Doug Davis arrived Tuesday afternoon with his cap on backward and sunglasses clamped to the back of his neck, saying a couple hellos to the boys in the lockers nearby, the usual routine.
Just before game time, he walked the length of the dugout, a white towel draped over his left shoulder, touching hands with every teammate, the usual routine.
He loped across the field – one long hop over the foul line – to the mound, the usual routine.
He looped a curveball for a strike to Rafael Furcal, the usual routine.
He struck out a couple in the first, got a bunt down in the second, drove in a run in the third, singled again in the fifth, and took a shutout into the sixth.
All routine (except for the hits). All, just baseball.
And now Doug Davis will go try to rid his body of the cancer.
Davis, who will undergo surgery to remove his cancerous thyroid Thursday, said good-bye for a month or more with six strong innings, a pump of his fist, a tight-lipped nod of his head and a wave of his cap.
The people here wished him luck with a standing ovation and a request for a curtain call, which Davis – appreciative of the gesture, regretting the circumstances – granted.

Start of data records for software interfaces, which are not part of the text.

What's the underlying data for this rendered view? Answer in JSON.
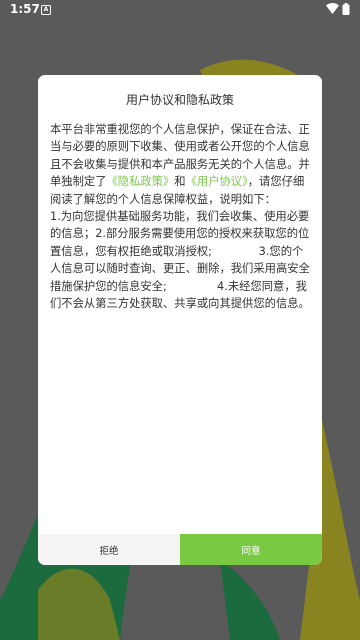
{
  "status_bar": {
    "time": "1:57",
    "app_icon_letter": "A",
    "wifi_icon": "wifi-icon",
    "battery_icon": "battery-icon"
  },
  "colors": {
    "background": "#5a5a5a",
    "art_green": "#1b6b3e",
    "art_olive": "#8a8420",
    "link": "#7bc74c",
    "agree_button": "#7ac943",
    "reject_button": "#f5f5f5"
  },
  "dialog": {
    "title": "用户协议和隐私政策",
    "body_part1": "本平台非常重视您的个人信息保护，保证在合法、正当与必要的原则下收集、使用或者公开您的个人信息且不会收集与提供和本产品服务无关的个人信息。并单独制定了",
    "privacy_link": "《隐私政策》",
    "body_and": "和",
    "agreement_link": "《用户协议》",
    "body_part2": "，请您仔细阅读了解您的个人信息保障权益，说明如下：                1.为向您提供基础服务功能，我们会收集、使用必要的信息；2.部分服务需要使用您的授权来获取您的位置信息，您有权拒绝或取消授权;             3.您的个人信息可以随时查询、更正、删除，我们采用高安全措施保护您的信息安全;              4.未经您同意，我们不会从第三方处获取、共享或向其提供您的信息。",
    "reject_label": "拒绝",
    "agree_label": "同意"
  }
}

He is 32 years old. A family history of thyroid cancer found him a couple weeks ago. And in the seventh inning, his baseball done for a while and the rigors of surgery and extended treatment and some yet unanswered questions waiting, Davis sat on the bench and massaged his throat right about where they found the lump, and where the surgeon will cut.